    SOLUTION: Suggest them a diet that enhances their fertility and helps them conceive a child.
  • Women who have kids and are experiencing menopause now — Menopause is a state where a lot of women might experience rush of emotions and hormones, such women might need to control on their sugar cravings and keep at bay from stress.
    SOLUTION: Such women might need special diet that keeps them full and supplies proper nutrients in their bodies.
  • People who are suffering from clinical depression — Such people don’t exactly form a fringe/extreme user group, as there might be many, because weight gain is a common problem in depressed people.
    SOLUTION: Don’t suggest only weight-loss diets and tips to them, but also suggest positive messages, tips to help them socialise and curb depression.
  • People who are going through insomnia and are living in cold, hilly areas — Demography plays an important role in lifestyle and habits of people. You can’t suggest same diet to someone who lives in extremely cold areas, as you can suggest to someone who lives in a coastal/tropical area.
    SOLUTION: To such people, you can suggest a diet that keeps them warm, helps them boost metabolism and keeps them energetic and not lazy.
  • Transgender people who are going through a hormonal transition and are on heavy medications — There might be people who are transitioning from male to female and vice-versa, and they might be taking a lot of hormones as a part of transitioning medication.
    SOLUTION: Such people might require a special diet that helps them through an easy transition.

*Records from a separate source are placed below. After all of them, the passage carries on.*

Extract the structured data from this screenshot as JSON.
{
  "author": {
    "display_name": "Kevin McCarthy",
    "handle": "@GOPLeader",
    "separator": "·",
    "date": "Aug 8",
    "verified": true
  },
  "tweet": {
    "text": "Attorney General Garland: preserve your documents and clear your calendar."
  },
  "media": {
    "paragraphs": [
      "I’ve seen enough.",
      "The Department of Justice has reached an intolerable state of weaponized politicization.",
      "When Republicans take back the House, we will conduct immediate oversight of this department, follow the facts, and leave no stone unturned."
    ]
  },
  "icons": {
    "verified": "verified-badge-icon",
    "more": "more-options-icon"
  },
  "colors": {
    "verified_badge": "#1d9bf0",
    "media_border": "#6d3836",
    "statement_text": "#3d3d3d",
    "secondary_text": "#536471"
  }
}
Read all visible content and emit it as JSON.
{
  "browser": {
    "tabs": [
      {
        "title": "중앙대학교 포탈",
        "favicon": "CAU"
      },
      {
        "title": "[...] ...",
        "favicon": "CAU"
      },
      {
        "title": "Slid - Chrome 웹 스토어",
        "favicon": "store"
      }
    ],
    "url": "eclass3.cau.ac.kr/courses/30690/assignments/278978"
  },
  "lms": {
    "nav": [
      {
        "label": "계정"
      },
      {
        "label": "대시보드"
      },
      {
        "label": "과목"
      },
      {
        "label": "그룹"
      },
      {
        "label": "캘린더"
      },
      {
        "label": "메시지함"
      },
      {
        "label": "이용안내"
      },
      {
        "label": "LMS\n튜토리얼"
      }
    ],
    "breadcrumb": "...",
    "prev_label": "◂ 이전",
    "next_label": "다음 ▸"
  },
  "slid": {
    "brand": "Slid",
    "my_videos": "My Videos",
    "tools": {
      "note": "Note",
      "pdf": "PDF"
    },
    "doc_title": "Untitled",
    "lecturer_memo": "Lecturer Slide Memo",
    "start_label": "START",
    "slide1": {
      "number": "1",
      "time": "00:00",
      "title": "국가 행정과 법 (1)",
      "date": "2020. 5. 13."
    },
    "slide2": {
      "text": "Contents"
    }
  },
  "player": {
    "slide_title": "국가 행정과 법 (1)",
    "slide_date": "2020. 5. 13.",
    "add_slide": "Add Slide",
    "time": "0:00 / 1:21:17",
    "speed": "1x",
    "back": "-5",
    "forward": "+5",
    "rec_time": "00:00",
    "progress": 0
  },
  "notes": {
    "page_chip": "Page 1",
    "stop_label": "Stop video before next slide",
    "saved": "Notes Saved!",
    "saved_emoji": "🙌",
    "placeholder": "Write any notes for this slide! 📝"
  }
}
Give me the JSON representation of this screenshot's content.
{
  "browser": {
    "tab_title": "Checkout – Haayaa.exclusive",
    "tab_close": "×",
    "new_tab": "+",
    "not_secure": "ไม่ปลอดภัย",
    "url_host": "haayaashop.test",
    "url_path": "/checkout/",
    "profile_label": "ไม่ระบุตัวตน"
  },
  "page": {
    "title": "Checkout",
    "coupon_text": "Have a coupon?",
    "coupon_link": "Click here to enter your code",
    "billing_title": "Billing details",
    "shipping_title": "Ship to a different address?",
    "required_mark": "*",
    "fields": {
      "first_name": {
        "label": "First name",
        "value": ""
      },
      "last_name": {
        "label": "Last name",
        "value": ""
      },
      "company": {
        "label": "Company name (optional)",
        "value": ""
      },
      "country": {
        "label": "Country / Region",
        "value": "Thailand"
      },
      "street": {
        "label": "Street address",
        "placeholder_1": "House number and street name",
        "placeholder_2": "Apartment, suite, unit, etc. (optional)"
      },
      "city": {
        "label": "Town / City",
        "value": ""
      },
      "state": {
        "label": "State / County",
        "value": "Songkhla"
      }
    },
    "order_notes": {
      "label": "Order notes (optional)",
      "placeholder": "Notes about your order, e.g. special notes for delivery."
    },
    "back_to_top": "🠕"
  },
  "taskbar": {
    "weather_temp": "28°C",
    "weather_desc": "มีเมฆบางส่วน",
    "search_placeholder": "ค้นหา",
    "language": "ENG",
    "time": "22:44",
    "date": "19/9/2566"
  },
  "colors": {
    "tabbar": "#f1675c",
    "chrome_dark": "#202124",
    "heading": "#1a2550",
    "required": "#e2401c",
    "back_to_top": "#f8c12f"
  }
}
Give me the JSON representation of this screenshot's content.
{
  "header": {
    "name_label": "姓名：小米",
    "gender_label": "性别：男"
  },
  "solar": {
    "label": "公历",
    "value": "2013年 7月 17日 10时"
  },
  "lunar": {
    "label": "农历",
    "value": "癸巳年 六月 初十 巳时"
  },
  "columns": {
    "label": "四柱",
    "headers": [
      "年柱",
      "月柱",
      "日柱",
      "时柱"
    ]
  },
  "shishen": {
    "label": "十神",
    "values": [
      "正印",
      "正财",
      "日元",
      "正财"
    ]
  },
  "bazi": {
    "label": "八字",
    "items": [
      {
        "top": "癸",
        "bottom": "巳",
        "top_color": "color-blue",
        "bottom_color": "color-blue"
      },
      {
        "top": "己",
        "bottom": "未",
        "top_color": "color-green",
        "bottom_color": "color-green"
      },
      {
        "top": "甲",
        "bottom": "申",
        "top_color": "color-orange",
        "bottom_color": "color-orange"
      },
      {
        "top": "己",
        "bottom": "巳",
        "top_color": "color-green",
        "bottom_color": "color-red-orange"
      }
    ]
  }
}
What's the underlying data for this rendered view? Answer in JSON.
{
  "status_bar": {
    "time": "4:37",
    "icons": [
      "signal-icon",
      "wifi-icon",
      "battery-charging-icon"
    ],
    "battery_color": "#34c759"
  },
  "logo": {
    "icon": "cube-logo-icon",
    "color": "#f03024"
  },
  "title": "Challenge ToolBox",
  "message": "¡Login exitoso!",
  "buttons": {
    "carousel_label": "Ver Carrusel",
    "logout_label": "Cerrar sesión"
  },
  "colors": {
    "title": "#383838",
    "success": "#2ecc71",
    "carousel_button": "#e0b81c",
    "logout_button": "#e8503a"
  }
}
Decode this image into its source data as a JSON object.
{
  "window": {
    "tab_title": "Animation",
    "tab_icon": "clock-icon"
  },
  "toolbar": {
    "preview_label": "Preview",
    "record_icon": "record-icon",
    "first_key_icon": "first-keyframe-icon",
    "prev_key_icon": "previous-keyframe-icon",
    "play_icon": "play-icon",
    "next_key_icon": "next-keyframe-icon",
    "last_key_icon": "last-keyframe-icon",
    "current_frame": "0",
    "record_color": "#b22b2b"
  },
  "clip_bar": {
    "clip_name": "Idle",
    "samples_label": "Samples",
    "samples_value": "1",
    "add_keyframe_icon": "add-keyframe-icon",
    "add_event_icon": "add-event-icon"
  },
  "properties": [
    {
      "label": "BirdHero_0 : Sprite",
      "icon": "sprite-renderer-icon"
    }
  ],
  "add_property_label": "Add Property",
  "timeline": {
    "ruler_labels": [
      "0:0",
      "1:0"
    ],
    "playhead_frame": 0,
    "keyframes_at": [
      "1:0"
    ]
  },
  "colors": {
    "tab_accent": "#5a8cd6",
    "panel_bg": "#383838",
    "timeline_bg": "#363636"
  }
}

There can be hundreds of extreme cases, but exploring only some of these cases can help a designer to diversify the user-research and come up with solutions that benefit not one, but all! Such a thinking, if promoted across all products, can make it easy for all kinds of users to use the app and make it a part of their daily lives!

Although they say that you only need 5 users to do an extensive user research, in my opinion, along with those 5 users, you also need a critical thinking and a design-thinking mindset, that can help you explore many other corner-case scenarios, and maybe you add one such feature for one such corner-case user that changes the future of the app entirely!

I know it was a long post, and it took me almost two weeks to draft it, but I’m sure you had some new insights to take away from here. Let’s make the UX Design community an awesome one to be a part of!

That’s all for now folks, I am writing the tenth and last part of this series in parallel and I want it to be a really good one, so that might take some more time, but look out for it in the same space.

Thanks a lot for reading, please share your love 💖 and add your comments for a healthy discussion! 😊 😎

You can read the previous parts in the series here —

Read Part 1 — https://uxdesign.cc/little-things-in-ux-design-part-1-tabs-v-s-accordions-47390e4910c3

Read Part 2 — https://uxdesign.cc/little-details-in-ux-design-part-2-design-documentation-35d795cb8dda

Read Part 3 — https://uxdesign.cc/little-details-in-ux-design-part-3-white-space-3d316863188d

Read Part 4 — https://uxdesign.cc/little-details-in-ux-design-part-4-developing-a-design-system-643e73f6aa90

Read Part 5 — https://uxdesign.cc/little-details-in-ux-design-part-5-dimensions-and-sizes-in-interfaces-36df860170e2

Read Part 6 — https://uxdesign.cc/little-details-in-ux-design-part-6-what-comes-first-6fa6b9b618a2

Read Part 7 — https://uxdesign.cc/little-details-in-ux-design-part-7-prominence-of-landing-page-380c6d0443af

Read Part 8— https://uxdesign.cc/little-details-in-ux-design-part-8-practicing-patience-contentment-8b1d0db27160